The voter registration deadline is Monday, October 24, 2022.
If you have not registered to vote in the past, you will need to print and complete this form, sign it, and then submit it to your county auditor. Voter registration cannot be done electronically in South Dakota.
Not sure if you’ve already registered? You can check it online at South Dakota Secretary of State website. Just fill in your information, and if you’re registered to vote, it’ll show you your voting location for the next election.
Key dates for the November 8 general election
- Start of absentee voting: Friday, September 23, 2022
- Deadline for voter registration: Monday, October 24, 2022
- Voting on Election Day: Tuesday, November 8, 2022
KELOLAND News wants to help you find out who is running in your constituency before you go to the polls. On the webpage of your local KELOLAND election headquarters, you will find the latest stories regarding campaign issues.
On this page, you can also learn more about the candidates vying for seats in the South Dakota Senate and House of Representatives.
You can live in a constituency with only one candidate. In the Senate, there are 20 precincts with only one Republican candidate on the ballot because there are no other opposing candidates.
In the South Dakota House, there are 12 districts with only Republican candidates on the ballot because there are no other opposing candidates.
All South Dakotans will vote on two statewide ballot issues – Constitutional Amendment D and Initiated Measure 27. Voters in Sioux Falls will also vote on a city-initiated measure to ban construction or the authorization of new slaughterhouses within the city limits.
What is Amendment D?
Constitutional Amendment D would amend the South Dakota Constitution to expand Medicaid eligibility to help provide medical coverage to low-income people in designated categories. The Legislative Research Council Tax Note for Amendment D, expanding Medicaid would cover 42,500 new people at a cost of $297 million, which would cost the state $32.5 million and yield $63.5 million in savings on general funds.
Proponents of Medicaid expansion say it will return more federal tax dollars to the state and allow South Dakota to use more federal funds for resident health.
Opponents of Medicaid expansion in South Dakota have said health care expansion will impact the state budget going forward.
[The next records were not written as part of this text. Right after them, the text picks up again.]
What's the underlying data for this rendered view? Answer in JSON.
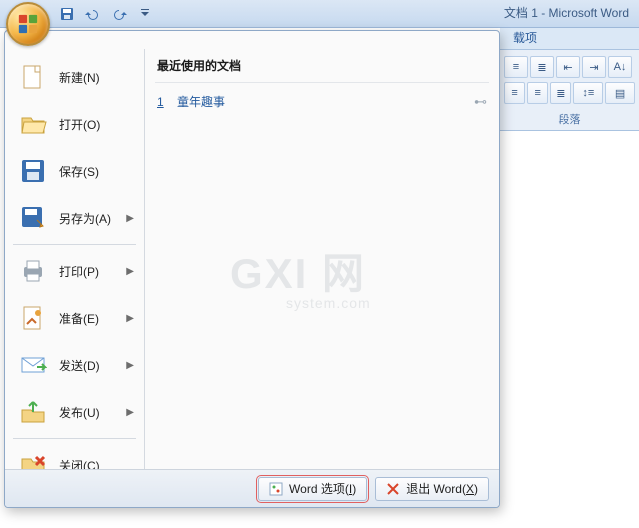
{
  "window": {
    "title": "文档 1 - Microsoft Word"
  },
  "ribbon": {
    "tab": "载项",
    "group_label": "段落"
  },
  "menu": {
    "items": [
      {
        "label": "新建(N)",
        "hotkey": "N",
        "arrow": false
      },
      {
        "label": "打开(O)",
        "hotkey": "O",
        "arrow": false
      },
      {
        "label": "保存(S)",
        "hotkey": "S",
        "arrow": false
      },
      {
        "label": "另存为(A)",
        "hotkey": "A",
        "arrow": true
      },
      {
        "label": "打印(P)",
        "hotkey": "P",
        "arrow": true
      },
      {
        "label": "准备(E)",
        "hotkey": "E",
        "arrow": true
      },
      {
        "label": "发送(D)",
        "hotkey": "D",
        "arrow": true
      },
      {
        "label": "发布(U)",
        "hotkey": "U",
        "arrow": true
      },
      {
        "label": "关闭(C)",
        "hotkey": "C",
        "arrow": false
      }
    ],
    "recent_header": "最近使用的文档",
    "recent": [
      {
        "num": "1",
        "name": "童年趣事"
      }
    ],
    "footer": {
      "options_prefix": "Word 选项(",
      "options_hot": "I",
      "options_suffix": ")",
      "exit_prefix": "退出 Word(",
      "exit_hot": "X",
      "exit_suffix": ")"
    }
  },
  "watermark": {
    "main": "GXI 网",
    "sub": "system.com"
  }
}
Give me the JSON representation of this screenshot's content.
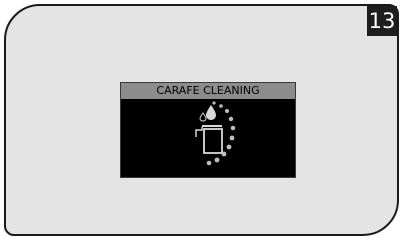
{
  "step": {
    "number": "13"
  },
  "display": {
    "title": "CARAFE CLEANING",
    "icons": [
      "drop-icon",
      "carafe-icon",
      "progress-dots-icon"
    ]
  },
  "colors": {
    "panel_background": "#e4e4e4",
    "screen_background": "#000000",
    "screen_header": "#8c8c8c",
    "icon_color": "#d9d9d9"
  }
}
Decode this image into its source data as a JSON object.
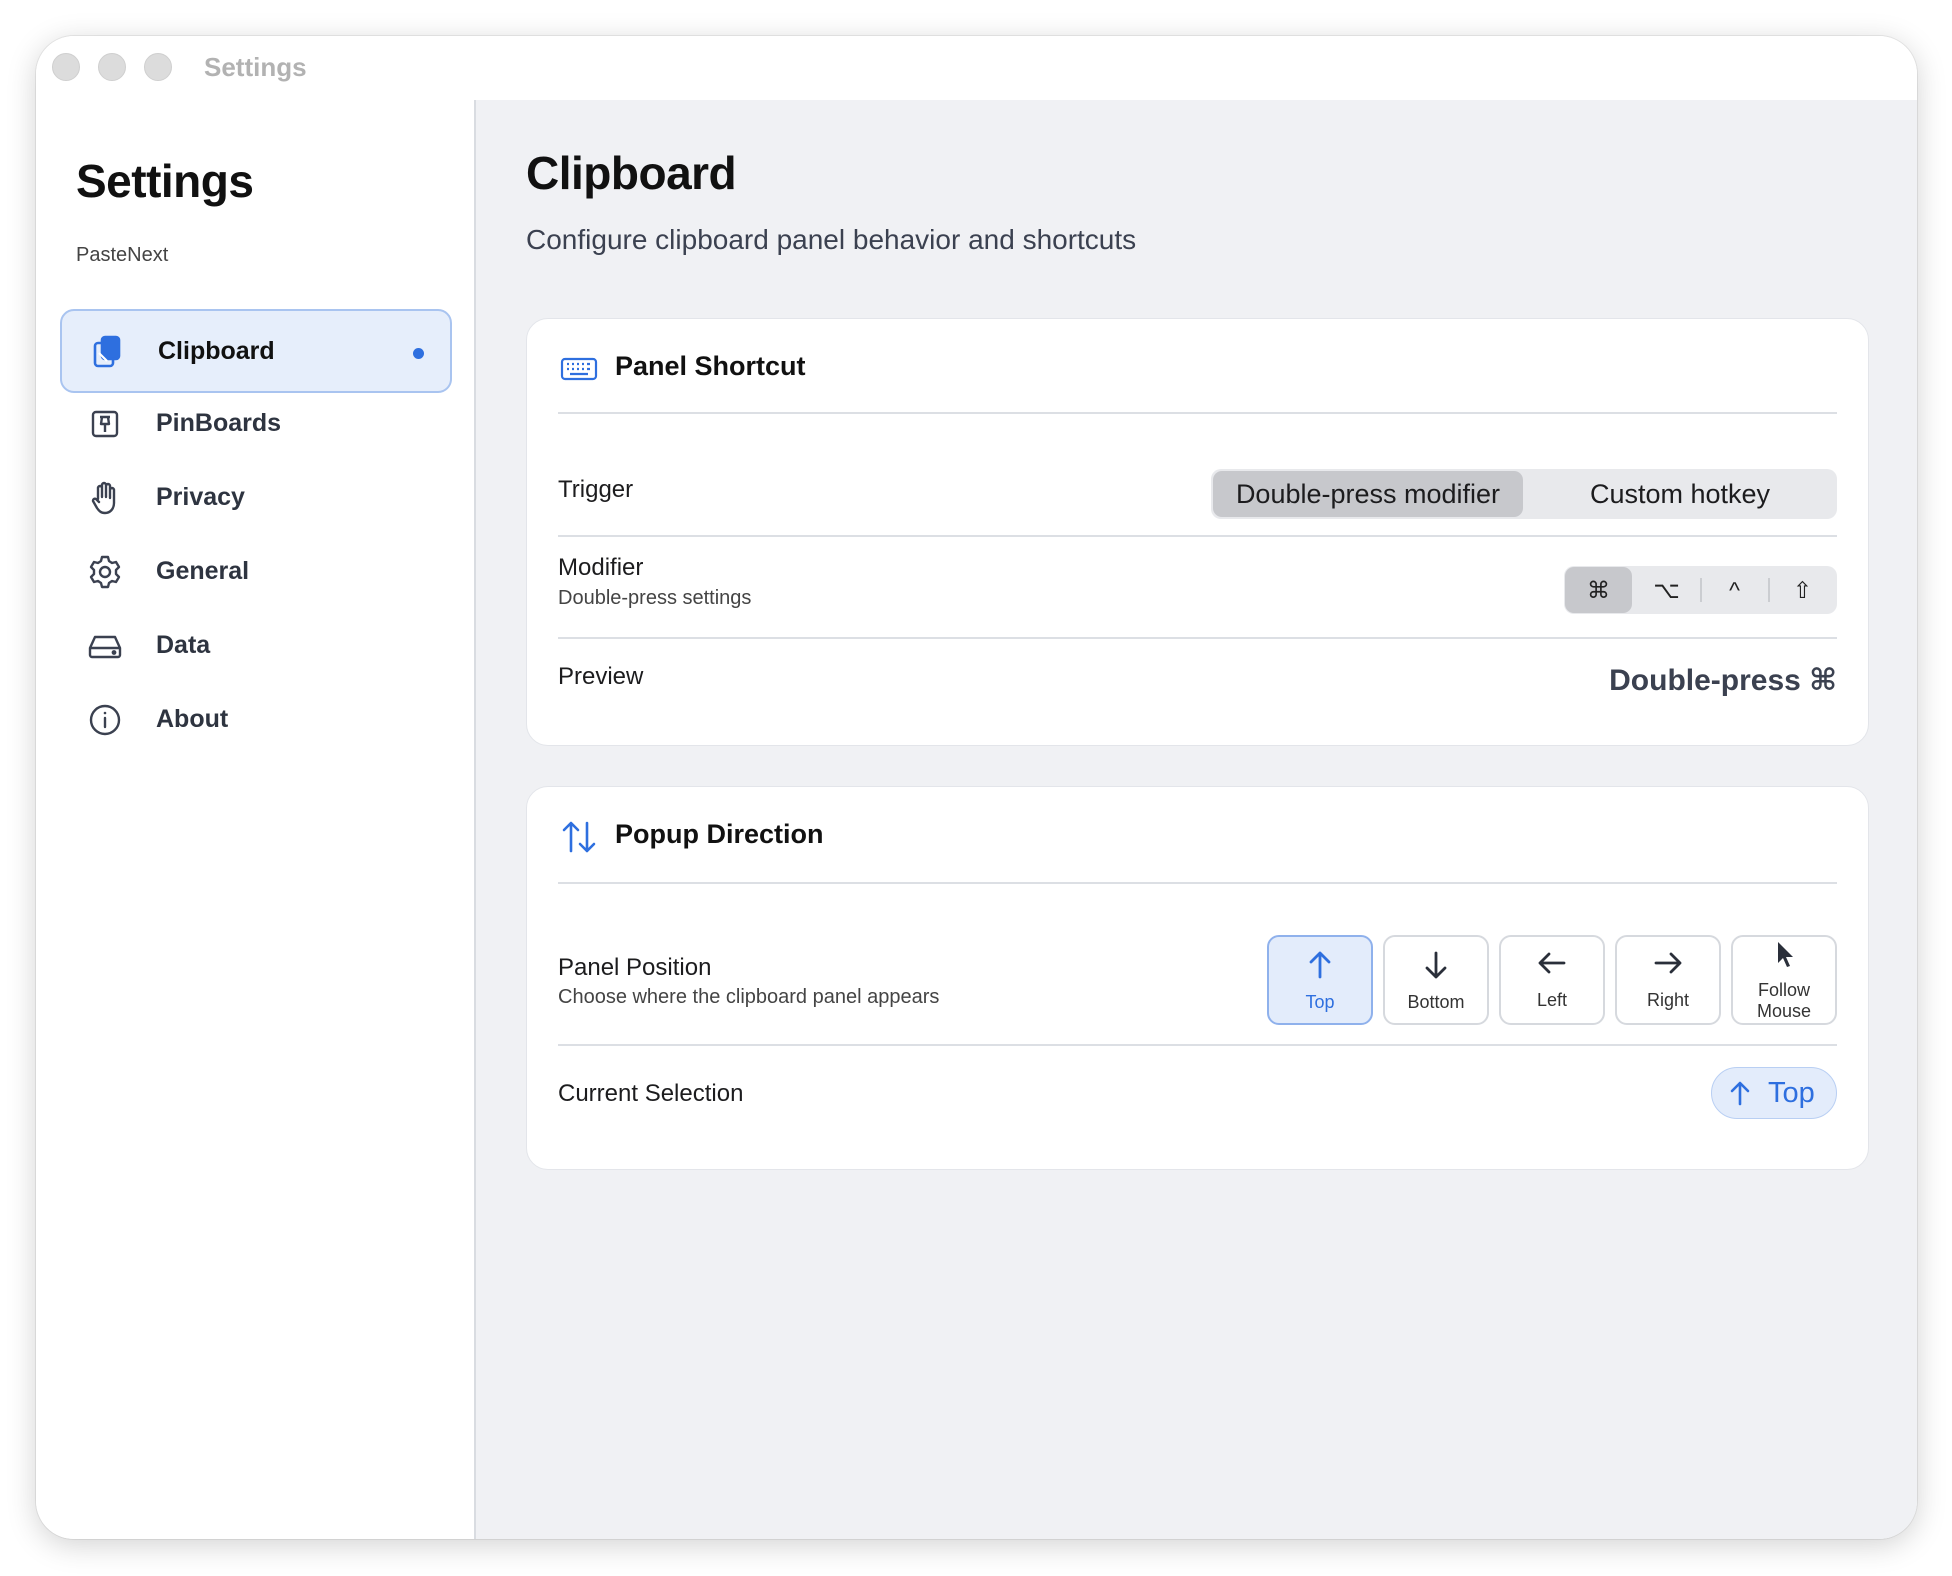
{
  "window": {
    "title": "Settings"
  },
  "sidebar": {
    "title": "Settings",
    "subtitle": "PasteNext",
    "items": [
      {
        "label": "Clipboard",
        "icon": "clipboard-icon",
        "active": true
      },
      {
        "label": "PinBoards",
        "icon": "pin-icon"
      },
      {
        "label": "Privacy",
        "icon": "hand-icon"
      },
      {
        "label": "General",
        "icon": "gear-icon"
      },
      {
        "label": "Data",
        "icon": "drive-icon"
      },
      {
        "label": "About",
        "icon": "info-icon"
      }
    ]
  },
  "main": {
    "title": "Clipboard",
    "subtitle": "Configure clipboard panel behavior and shortcuts"
  },
  "panel_shortcut": {
    "title": "Panel Shortcut",
    "trigger_label": "Trigger",
    "trigger_options": [
      "Double-press modifier",
      "Custom hotkey"
    ],
    "trigger_selected": "Double-press modifier",
    "modifier_label": "Modifier",
    "modifier_sub": "Double-press settings",
    "modifier_keys": [
      "⌘",
      "⌥",
      "^",
      "⇧"
    ],
    "modifier_selected": "⌘",
    "preview_label": "Preview",
    "preview_value": "Double-press ⌘"
  },
  "popup_direction": {
    "title": "Popup Direction",
    "position_label": "Panel Position",
    "position_sub": "Choose where the clipboard panel appears",
    "positions": [
      "Top",
      "Bottom",
      "Left",
      "Right",
      "Follow Mouse"
    ],
    "positions_line2": [
      "",
      "",
      "",
      "",
      "Mouse"
    ],
    "positions_line1": [
      "Top",
      "Bottom",
      "Left",
      "Right",
      "Follow"
    ],
    "selected": "Top",
    "current_label": "Current Selection",
    "current_value": "Top"
  },
  "colors": {
    "accent": "#2e6fdf",
    "sidebar_active_bg": "#e6eefb",
    "main_bg": "#f0f1f4"
  }
}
What is initiated measure 27?
IM 27 would legalize marijuana in small amounts for people 21 and older. The measure legalizes substances considered criminal controlled substances under state law. Marijuana remains illegal under federal law.
LRC tax notes says IM 27 could create “incremental incremental revenue in new civil fines” and the state could see a “minimal decrease in spending due to decreased incarceration for marijuana-related offenses.”
Proponents say legalizing small amounts gives people 21 or older the freedom to choose whether to use marijuana and allows police to focus on the most serious crimes.
Opponents say legal marijuana will increase marijuana use for children and will not help foster healthy families.
Measure launched at Sioux Falls slaughterhouse
This measure would prohibit the construction of new slaughterhouses and allow them to operate within the city limits of Sioux Falls. It would not concern existing slaughterhouses built and operated before the date of entry into force of the measure.
Proponents began this ballot measure in response to Wholestone Farms’ announcement to build a pork processing facility on 175 acres near Interstate 229 and Benson Road. Wholestone Farms has built a “bespoke slaughterhouse” to be opened before the initiated measure takes effect.
Proponents say the slaughterhouse’s impact on the city will be negative and want to see them operate outside the city limits.
Opponents said the ban would hurt future businesses coming to Sioux Falls and hurt the agricultural industry and other industries in the area.